Exercise details: Every picture should be left out, but the lines below must be repeated exactly.

Data excerpts:

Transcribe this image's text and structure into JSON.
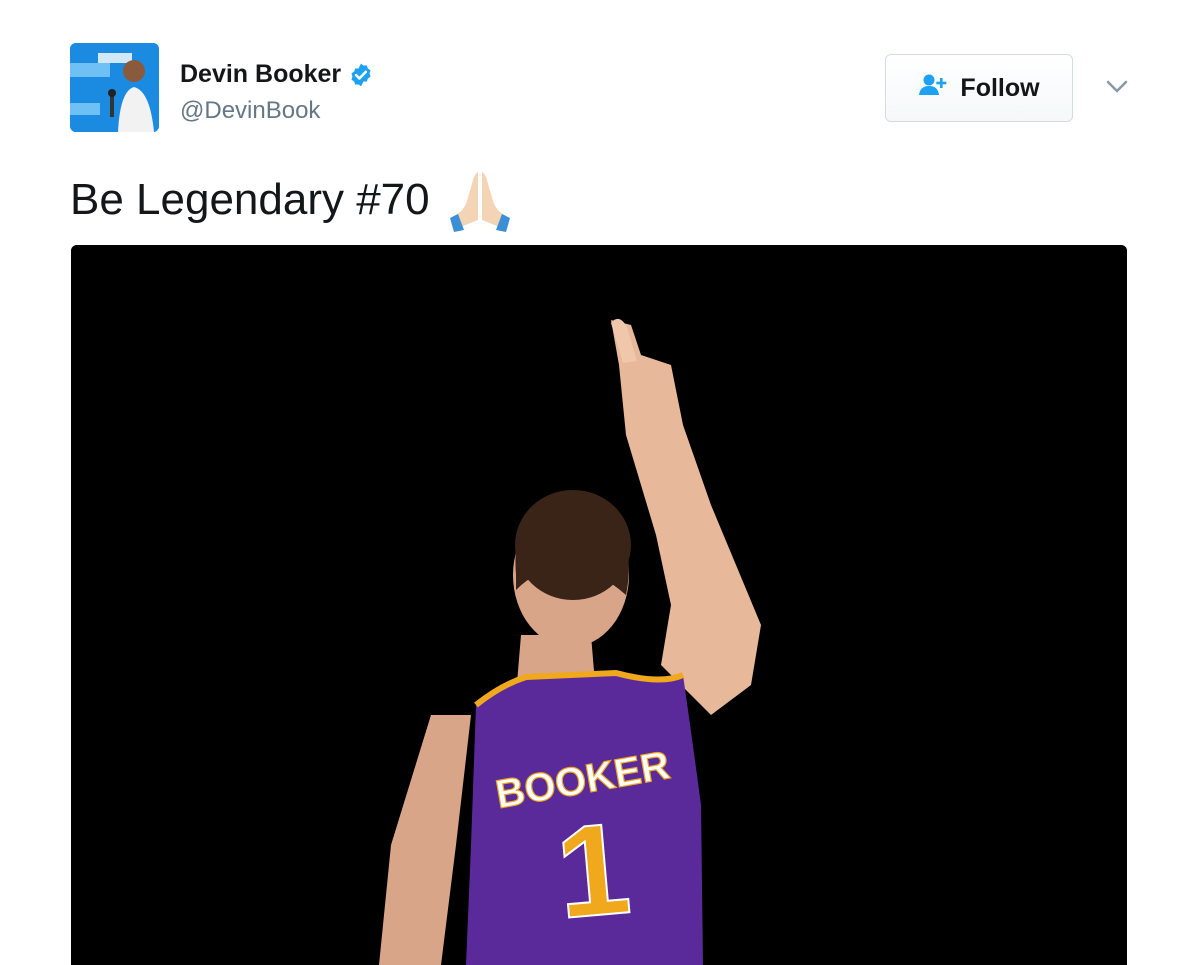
{
  "user": {
    "display_name": "Devin Booker",
    "handle": "@DevinBook",
    "verified_icon": "verified-badge-icon",
    "avatar_icon": "profile-photo"
  },
  "follow_button": {
    "label": "Follow",
    "icon": "add-user-icon"
  },
  "menu_caret_icon": "chevron-down-icon",
  "tweet": {
    "text": "Be Legendary #70",
    "emoji": "folded-hands-icon"
  },
  "media": {
    "jersey_name": "BOOKER",
    "jersey_number": "1"
  },
  "colors": {
    "twitter_blue": "#1da1f2",
    "text_primary": "#14171a",
    "text_secondary": "#657786",
    "jersey_purple": "#5b2a9a",
    "jersey_gold": "#f0a81c"
  }
}
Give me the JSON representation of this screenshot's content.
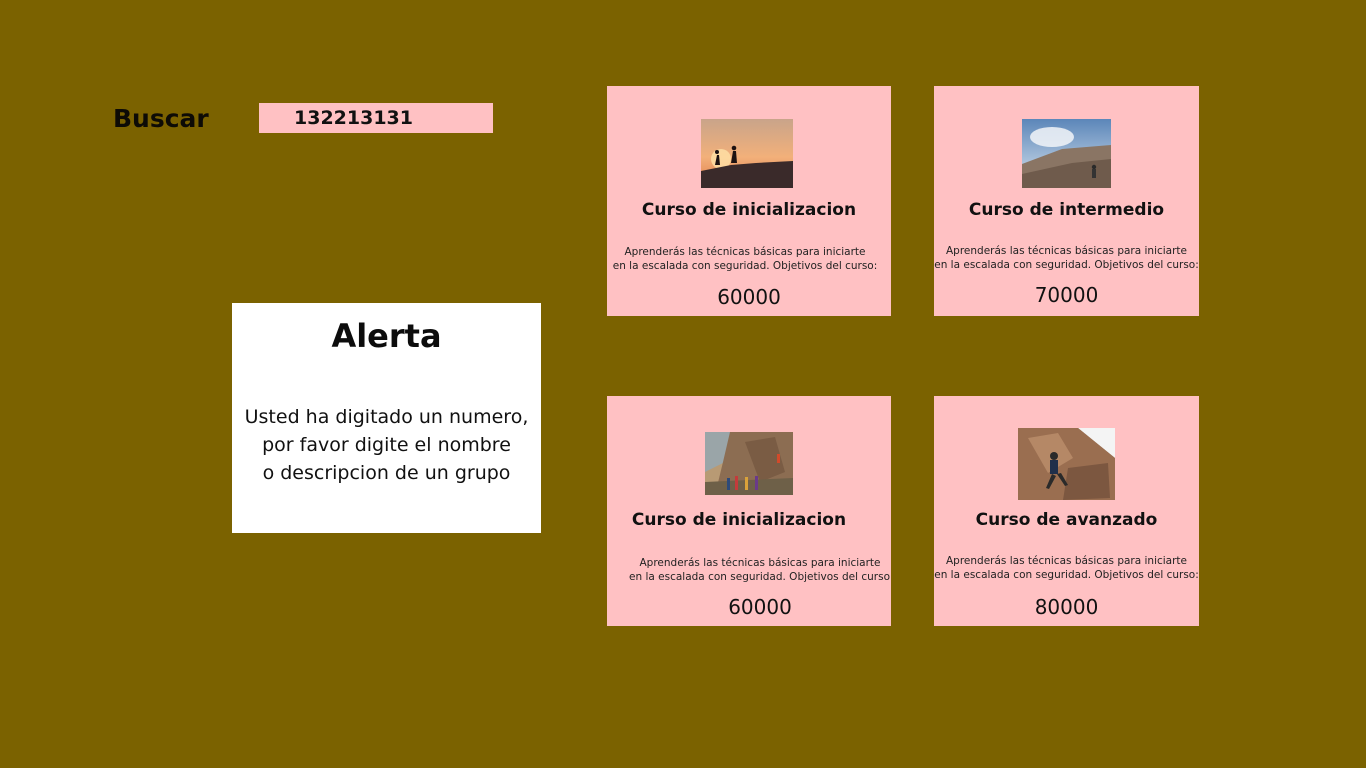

Answer to this task:
Transcribe this image's text and structure into JSON.
{
  "user": {
    "display_name": "Devin Booker",
    "handle": "@DevinBook",
    "verified_icon": "verified-badge-icon",
    "avatar_icon": "profile-photo"
  },
  "follow_button": {
    "label": "Follow",
    "icon": "add-user-icon"
  },
  "menu_caret_icon": "chevron-down-icon",
  "tweet": {
    "text": "Be Legendary #70",
    "emoji": "folded-hands-icon"
  },
  "media": {
    "jersey_name": "BOOKER",
    "jersey_number": "1"
  },
  "colors": {
    "twitter_blue": "#1da1f2",
    "text_primary": "#14171a",
    "text_secondary": "#657786",
    "jersey_purple": "#5b2a9a",
    "jersey_gold": "#f0a81c"
  }
}
Give me the JSON representation of this screenshot's content.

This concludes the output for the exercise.